I was so excited to see Beirut because they are the best up and coming alternative band in modern music. Their sound is difficult to describe. Condon combines the sounds of American indie music with a heavy Eastern European influence. For example, Beirut has the usual bass drums and vocals, but then mixes in accordion, ukulele, and a rotation of trumpet, trombone, tuba, French horn, and something called a fluglehorn. Condon also never uses a guitar, which almost every modern band uses. His Eastern European influence comes from a short time he spent in Europe after he dropped out of college at the age of 16.
The opening band was a trio called Perfume Genius.

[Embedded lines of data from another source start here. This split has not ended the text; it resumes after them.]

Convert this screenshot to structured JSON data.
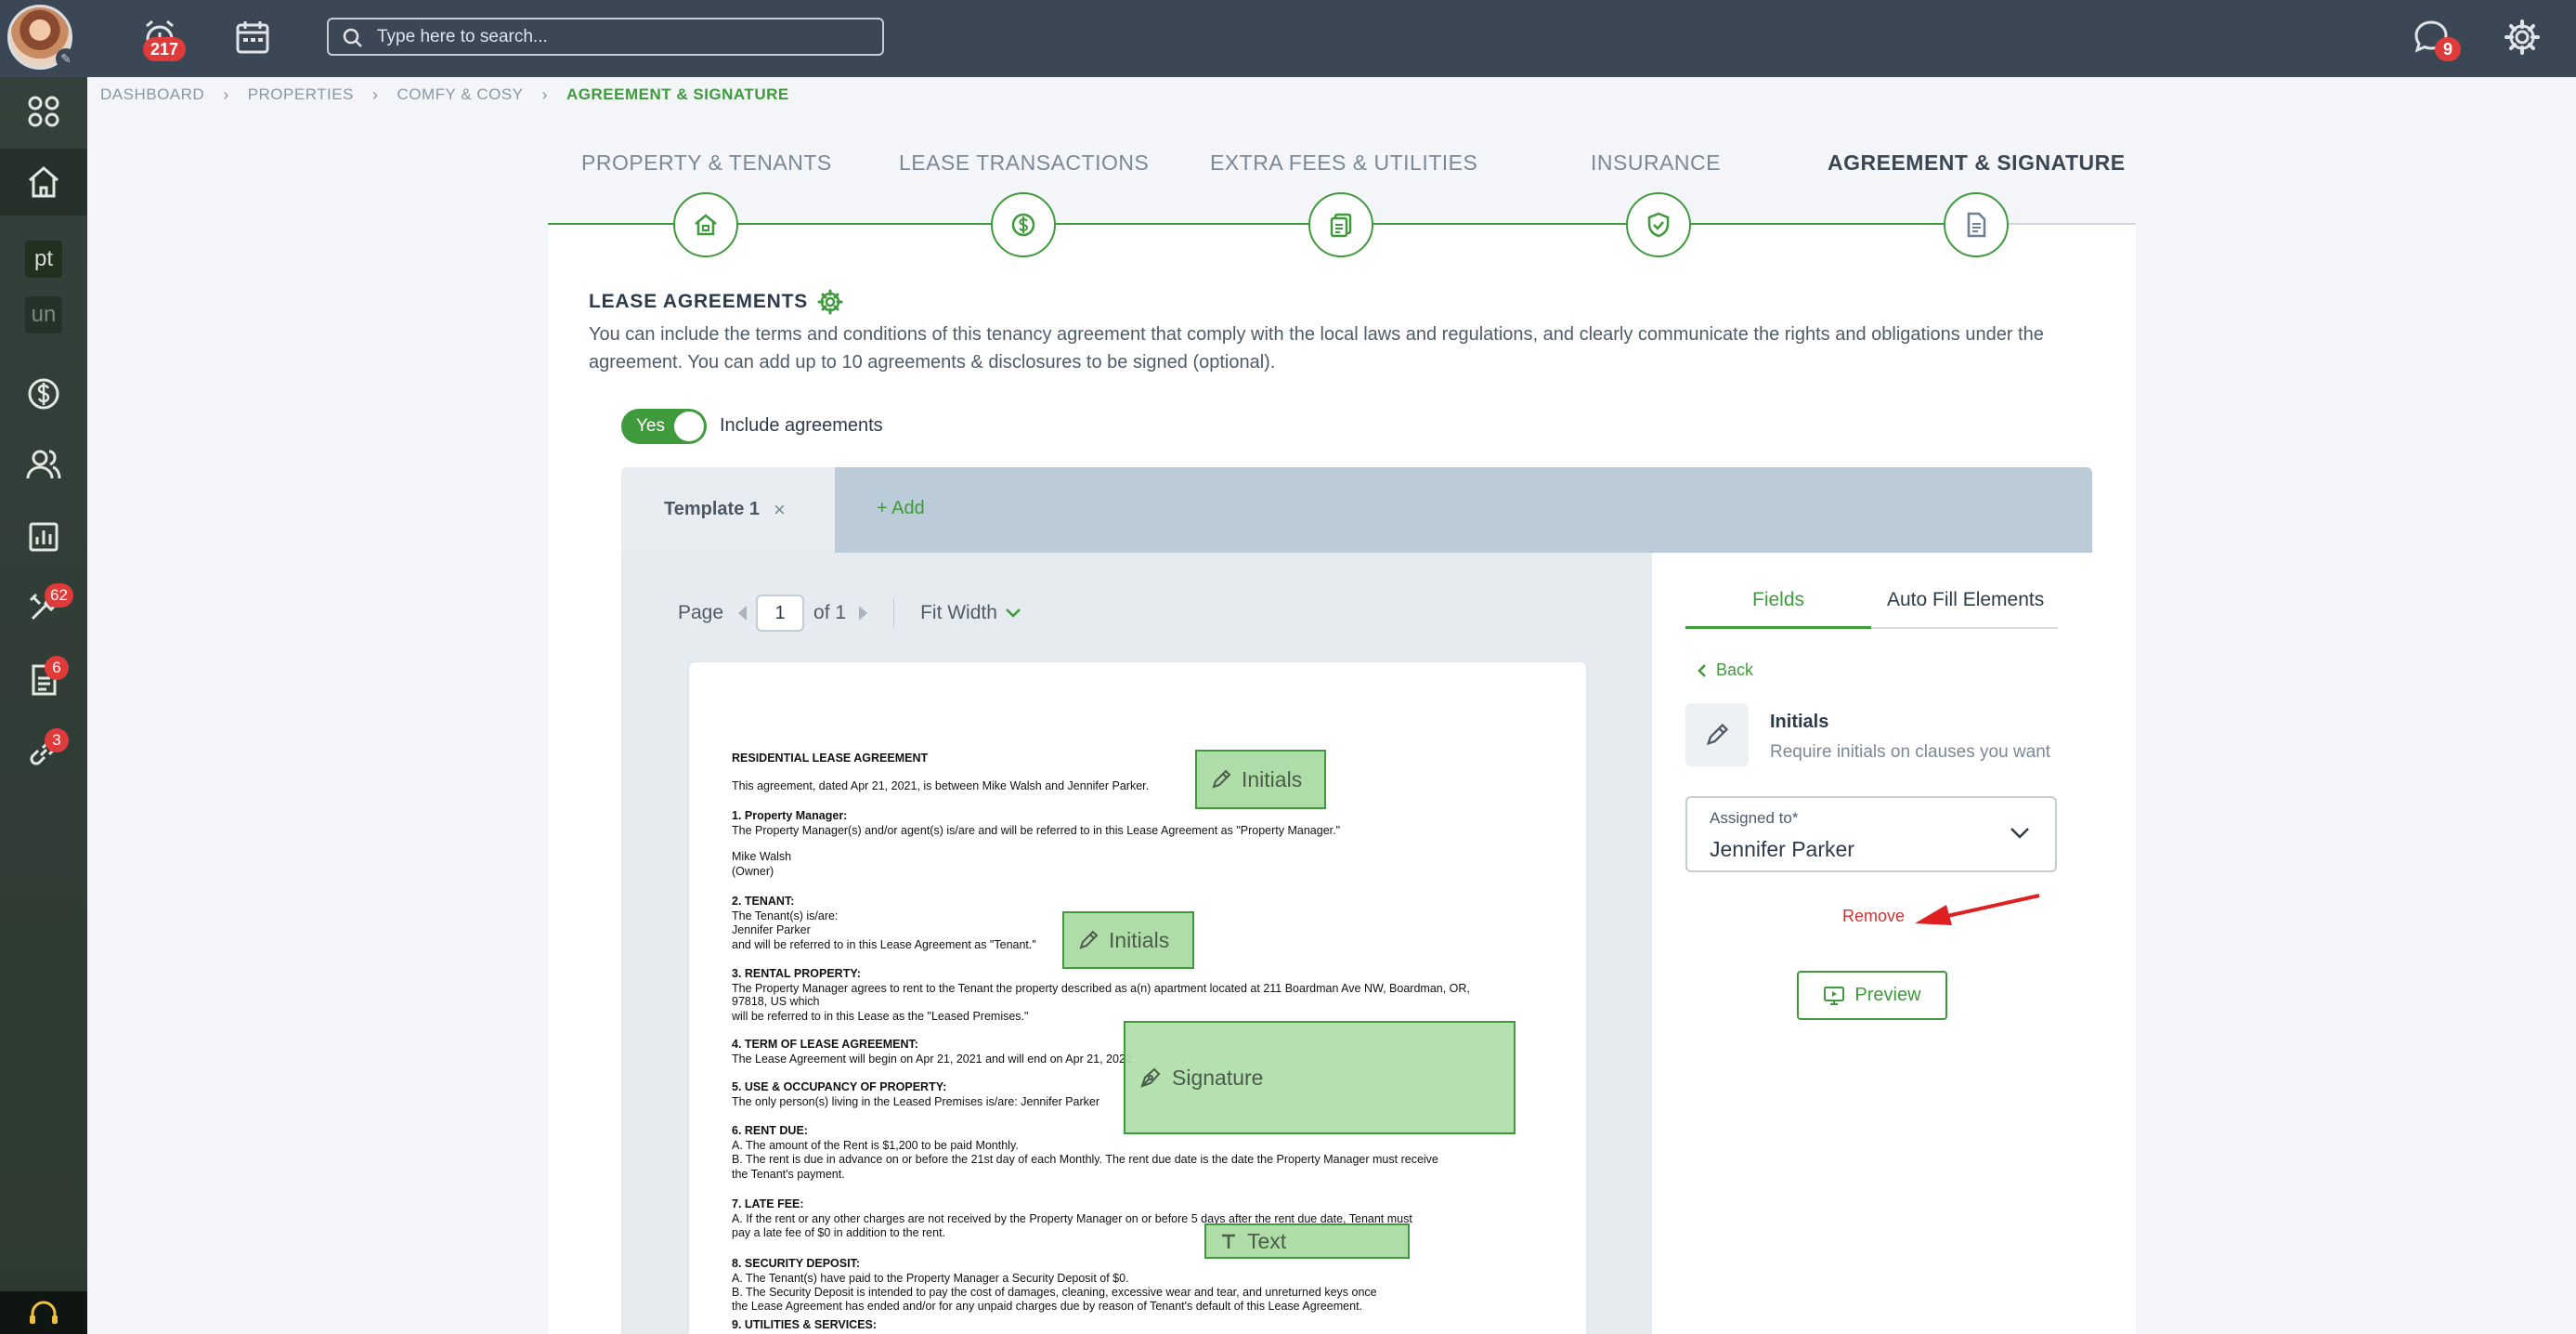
{
  "topbar": {
    "notifications_count": "217",
    "search_placeholder": "Type here to search...",
    "messages_count": "9"
  },
  "sidebar": {
    "items": [
      {
        "icon": "apps-grid-icon"
      },
      {
        "icon": "home-icon"
      },
      {
        "text": "pt"
      },
      {
        "text": "un"
      },
      {
        "icon": "dollar-circle-icon"
      },
      {
        "icon": "people-icon"
      },
      {
        "icon": "reports-chart-icon"
      },
      {
        "icon": "tools-icon",
        "badge": "62"
      },
      {
        "icon": "document-icon",
        "badge": "6"
      },
      {
        "icon": "link-icon",
        "badge": "3"
      }
    ]
  },
  "breadcrumb": [
    "DASHBOARD",
    "PROPERTIES",
    "COMFY & COSY",
    "AGREEMENT & SIGNATURE"
  ],
  "steps": [
    {
      "label": "PROPERTY & TENANTS",
      "icon": "home-icon"
    },
    {
      "label": "LEASE TRANSACTIONS",
      "icon": "dollar-icon"
    },
    {
      "label": "EXTRA FEES & UTILITIES",
      "icon": "bills-icon"
    },
    {
      "label": "INSURANCE",
      "icon": "shield-icon"
    },
    {
      "label": "AGREEMENT & SIGNATURE",
      "icon": "document-icon"
    }
  ],
  "section": {
    "title": "LEASE AGREEMENTS",
    "description": "You can include the terms and conditions of this tenancy agreement that comply with the local laws and regulations, and clearly communicate the rights and obligations under the agreement. You can add up to 10 agreements & disclosures to be signed (optional)."
  },
  "toggle": {
    "value": "Yes",
    "label": "Include agreements"
  },
  "templates": {
    "active": "Template 1",
    "close": "×",
    "add": "+ Add"
  },
  "viewer": {
    "page_label": "Page",
    "page_value": "1",
    "page_of": "of 1",
    "zoom": "Fit Width"
  },
  "document": {
    "lines": [
      {
        "text": "RESIDENTIAL LEASE AGREEMENT",
        "bold": true
      },
      {
        "text": "This agreement, dated Apr 21, 2021, is between Mike Walsh and Jennifer Parker.",
        "bold": false
      },
      {
        "text": "1. Property Manager:",
        "bold": true
      },
      {
        "text": "The Property Manager(s) and/or agent(s) is/are and will be referred to in this Lease Agreement as \"Property Manager.\"",
        "bold": false
      },
      {
        "text": "Mike Walsh",
        "bold": false
      },
      {
        "text": "(Owner)",
        "bold": false
      },
      {
        "text": "2. TENANT:",
        "bold": true
      },
      {
        "text": "The Tenant(s) is/are:",
        "bold": false
      },
      {
        "text": "Jennifer Parker",
        "bold": false
      },
      {
        "text": "and will be referred to in this Lease Agreement as \"Tenant.\"",
        "bold": false
      },
      {
        "text": "3. RENTAL PROPERTY:",
        "bold": true
      },
      {
        "text": "The Property Manager agrees to rent to the Tenant the property described as a(n) apartment located at  211 Boardman Ave NW, Boardman, OR,",
        "bold": false
      },
      {
        "text": "97818, US which",
        "bold": false
      },
      {
        "text": "will be referred to in this Lease as the \"Leased Premises.\"",
        "bold": false
      },
      {
        "text": "4. TERM OF LEASE AGREEMENT:",
        "bold": true
      },
      {
        "text": "The Lease Agreement will begin on Apr 21, 2021 and will end on Apr 21, 2022.",
        "bold": false
      },
      {
        "text": "5. USE & OCCUPANCY OF PROPERTY:",
        "bold": true
      },
      {
        "text": "The only person(s) living in the Leased Premises is/are: Jennifer Parker",
        "bold": false
      },
      {
        "text": "6. RENT DUE:",
        "bold": true
      },
      {
        "text": "A. The amount of the Rent is $1,200 to be paid Monthly.",
        "bold": false
      },
      {
        "text": "B. The rent is due in advance on or before the 21st day of each Monthly. The rent due date is the date the Property Manager must receive",
        "bold": false
      },
      {
        "text": "the Tenant's payment.",
        "bold": false
      },
      {
        "text": "7. LATE FEE:",
        "bold": true
      },
      {
        "text": "A. If the rent or any other charges are not received by the Property Manager on or before 5 days after the rent due date, Tenant must",
        "bold": false
      },
      {
        "text": "pay a late fee of $0 in addition to the rent.",
        "bold": false
      },
      {
        "text": "8. SECURITY DEPOSIT:",
        "bold": true
      },
      {
        "text": "A. The Tenant(s) have paid to the Property Manager a Security Deposit of $0.",
        "bold": false
      },
      {
        "text": "B. The Security Deposit is intended to pay the cost of damages, cleaning, excessive wear and tear, and unreturned keys once",
        "bold": false
      },
      {
        "text": "the Lease Agreement has ended and/or for any unpaid charges due by reason of Tenant's default of this Lease Agreement.",
        "bold": false
      },
      {
        "text": "9. UTILITIES & SERVICES:",
        "bold": true
      }
    ],
    "fields": [
      {
        "label": "Initials",
        "icon": "pencil-icon"
      },
      {
        "label": "Initials",
        "icon": "pencil-icon"
      },
      {
        "label": "Signature",
        "icon": "pen-nib-icon"
      },
      {
        "label": "Text",
        "icon": "text-icon"
      }
    ]
  },
  "panel": {
    "tabs": [
      "Fields",
      "Auto Fill Elements"
    ],
    "back": "Back",
    "field_title": "Initials",
    "field_subtitle": "Require initials on clauses you want",
    "assigned_label": "Assigned to*",
    "assigned_value": "Jennifer Parker",
    "remove": "Remove",
    "preview": "Preview"
  },
  "colors": {
    "accent": "#3f9a3c",
    "topbar": "#3b4755",
    "danger": "#d03232",
    "field_fill": "#afdda8"
  }
}
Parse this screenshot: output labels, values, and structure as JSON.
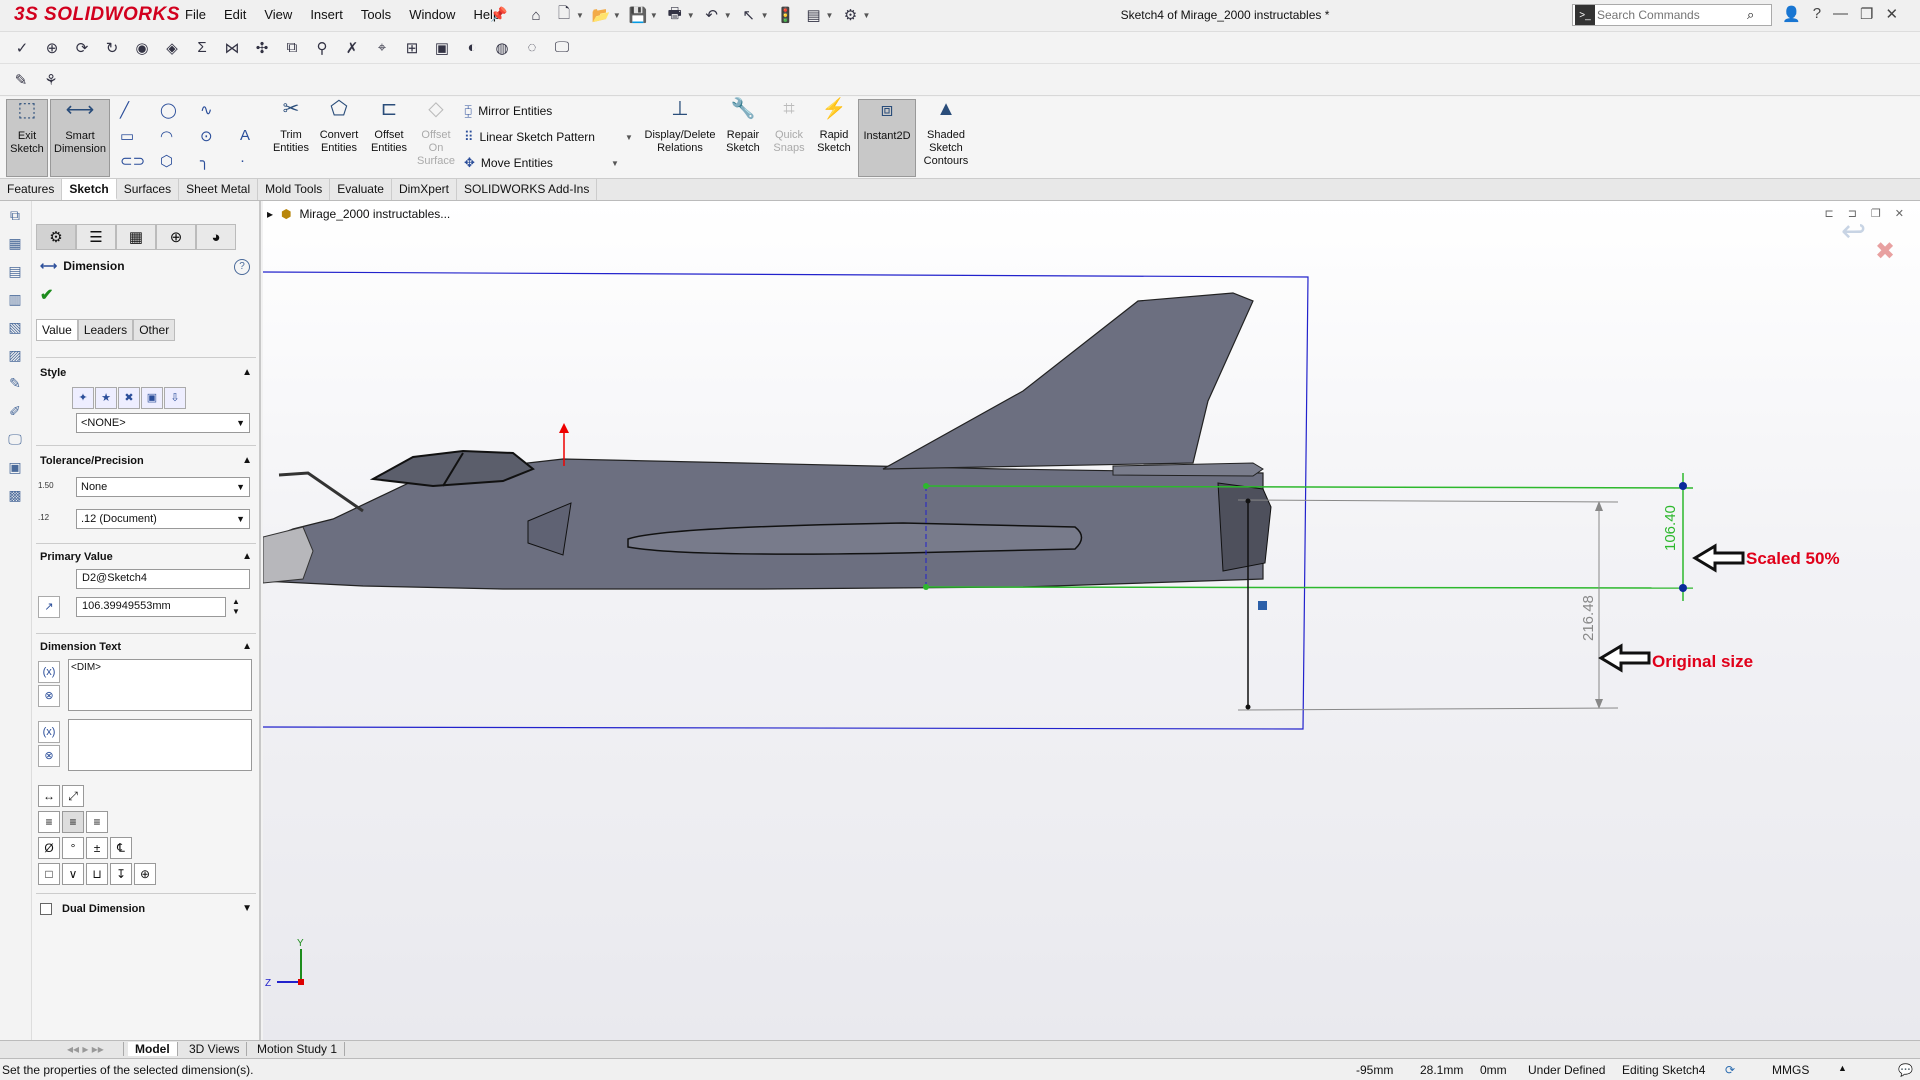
{
  "app": {
    "brand_prefix": "3S",
    "brand": "SOLIDWORKS",
    "doc_title": "Sketch4 of Mirage_2000 instructables *"
  },
  "menu": [
    "File",
    "Edit",
    "View",
    "Insert",
    "Tools",
    "Window",
    "Help"
  ],
  "search": {
    "placeholder": "Search Commands"
  },
  "ribbon": {
    "exit_sketch": "Exit Sketch",
    "smart_dimension": "Smart Dimension",
    "trim_entities": "Trim Entities",
    "convert_entities": "Convert Entities",
    "offset_entities": "Offset Entities",
    "offset_on_surface": "Offset On Surface",
    "mirror_entities": "Mirror Entities",
    "linear_sketch_pattern": "Linear Sketch Pattern",
    "move_entities": "Move Entities",
    "display_delete_relations": "Display/Delete Relations",
    "repair_sketch": "Repair Sketch",
    "quick_snaps": "Quick Snaps",
    "rapid_sketch": "Rapid Sketch",
    "instant2d": "Instant2D",
    "shaded_sketch_contours": "Shaded Sketch Contours"
  },
  "tabs": [
    "Features",
    "Sketch",
    "Surfaces",
    "Sheet Metal",
    "Mold Tools",
    "Evaluate",
    "DimXpert",
    "SOLIDWORKS Add-Ins"
  ],
  "active_tab": "Sketch",
  "panel": {
    "title": "Dimension",
    "help": "?",
    "subtabs": [
      "Value",
      "Leaders",
      "Other"
    ],
    "style_label": "Style",
    "style_value": "<NONE>",
    "tolerance_label": "Tolerance/Precision",
    "tolerance_value": "None",
    "precision_value": ".12 (Document)",
    "tol_icon_text": "1.50",
    "prec_icon_text": ".12",
    "primary_label": "Primary Value",
    "primary_name": "D2@Sketch4",
    "primary_value": "106.39949553mm",
    "dimtext_label": "Dimension Text",
    "dimtext_value": "<DIM>",
    "dual_label": "Dual Dimension"
  },
  "tree": {
    "root": "Mirage_2000 instructables..."
  },
  "annotations": {
    "dim_scaled": "106.40",
    "dim_original": "216.48",
    "label_scaled": "Scaled 50%",
    "label_original": "Original size"
  },
  "triad": {
    "y": "Y",
    "z": "Z"
  },
  "bottom_tabs": [
    "Model",
    "3D Views",
    "Motion Study 1"
  ],
  "status": {
    "message": "Set the properties of the selected dimension(s).",
    "x": "-95mm",
    "y": "28.1mm",
    "z": "0mm",
    "state": "Under Defined",
    "editing": "Editing Sketch4",
    "units": "MMGS"
  },
  "colors": {
    "accent_red": "#d2001e",
    "sketch_green": "#2db82d",
    "box_blue": "#2222cc",
    "annotation_red": "#e0001a"
  }
}
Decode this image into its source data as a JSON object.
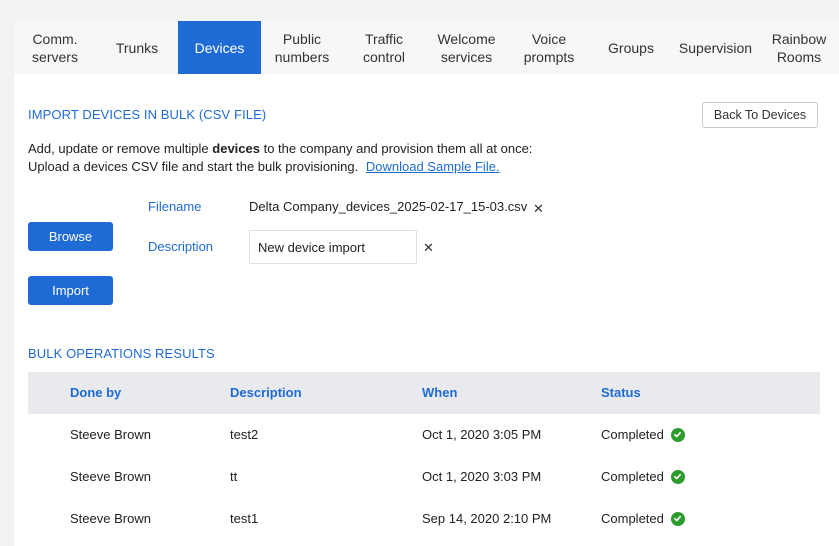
{
  "tabs": [
    {
      "label": "Comm.\nservers",
      "width": 82
    },
    {
      "label": "Trunks",
      "width": 82
    },
    {
      "label": "Devices",
      "width": 82
    },
    {
      "label": "Public\nnumbers",
      "width": 82
    },
    {
      "label": "Traffic\ncontrol",
      "width": 82
    },
    {
      "label": "Welcome\nservices",
      "width": 82
    },
    {
      "label": "Voice\nprompts",
      "width": 82
    },
    {
      "label": "Groups",
      "width": 82
    },
    {
      "label": "Supervision",
      "width": 86
    },
    {
      "label": "Rainbow\nRooms",
      "width": 73
    }
  ],
  "active_tab": "Devices",
  "import": {
    "title": "IMPORT DEVICES IN BULK (CSV FILE)",
    "back_button": "Back To Devices",
    "intro_line1_before": "Add, update or remove multiple ",
    "intro_line1_bold": "devices",
    "intro_line1_after": " to the company and provision them all at once:",
    "intro_line2": "Upload a devices CSV file and start the bulk provisioning.",
    "sample_link": "Download Sample File.",
    "browse_button": "Browse",
    "import_button": "Import",
    "filename_label": "Filename",
    "filename_value": "Delta Company_devices_2025-02-17_15-03.csv",
    "description_label": "Description",
    "description_value": "New device import",
    "remove_glyph": "✕"
  },
  "results": {
    "title": "BULK OPERATIONS RESULTS",
    "columns": [
      "Done by",
      "Description",
      "When",
      "Status"
    ],
    "rows": [
      {
        "done_by": "Steeve Brown",
        "description": "test2",
        "when": "Oct 1, 2020 3:05 PM",
        "status": "Completed"
      },
      {
        "done_by": "Steeve Brown",
        "description": "tt",
        "when": "Oct 1, 2020 3:03 PM",
        "status": "Completed"
      },
      {
        "done_by": "Steeve Brown",
        "description": "test1",
        "when": "Sep 14, 2020 2:10 PM",
        "status": "Completed"
      }
    ],
    "status_color": "#2e9b2e"
  },
  "colors": {
    "accent": "#1f6bd6"
  }
}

Perfume Genius’ music was basically slow, boring piano riffs with sad singing. It was some of the most unremarkable music I have ever heard in my life. I am sure the band has some fan base, considering the fact that they opened for Beirut on a major tour, but I was not at all impressed. I stood and watched as my feet slowly started to ache more and more. Perfume Genius played their last few songs as the time neared 9:00. They exited to a smattering of applause while the crowd and I became increasingly excited see Beirut.
Finally, as the venue filled to capacity, Beirut casually strolled on stage. The two horn players walked out first followed Condon himself, then the bassist, the drummer, and the accordion player. Condon came on looking shy, with an innocent and modest demeanor. Throughout the whole show he seemed truly passionate about his music and wanted nothing more than to do what he loves. Maybe this is why his music fits no ordinary formula. He just made what he was inspired to make, resulting in brilliant music.
One of Beirut’s first songs that night was “Scenic World,” a song from Gulag Orkestar. This song is a perfect example of Beirut’s sound because it is led by accordion, vocals, and a strong horn section. Condon’s heavy vibrato echoed through the crowd: all eyes fixed on his young face, and all mouths open in awe.
I do not know whether the 930 club did this, or Beirut, but several strings of white and red lights were strung above the stage. The lights came out over the crowd, and flashed along with red and white lights on the stage during the climax of each song. The lights added a vibe to the show like nothing I have ever seen. Most concerts have colored lights going on all the time, and at most electronic concerts, intense light and laser shows are common place. However, this subtle addition to a normal stage was very attractive. The lights combined with the constant horn playing oddly made me feel like I was at some mariachi band concert in Mexico.
Beirut played each song with perfection and finesse. Condon sang every note on key and added his fluglehorn at only the perfect times. Each note of each brass instrument was clear and beautiful. The concert was absolutely flawless. When they played their most popular song, “Postcards from Italy,” the crowd went wild. The crowd on the balcony sat at the bar and drank in the ambiance. Other types of Christmas lights were hung all over the club, giving the entire place a magical feel. It was the perfect environment to see such a perfectly mellow concert.
When Beirut finished their set and went back stage, the crowd could not have been more eager to hear more. After a few painful minutes, Condon came back on stage. He picked up his ukelele and played a solo rendition of his popular song, “Transatlantique.” It was perfectly done, just like every other song the band played. The rest of the band then came out for two last songs. They finished, thanked the crowd as usual, and left. However, the crowd was not ready to leave. They had just seen barely over an hour of probably the greatest concert of their lives, and no one, especially not I, was ready to leave.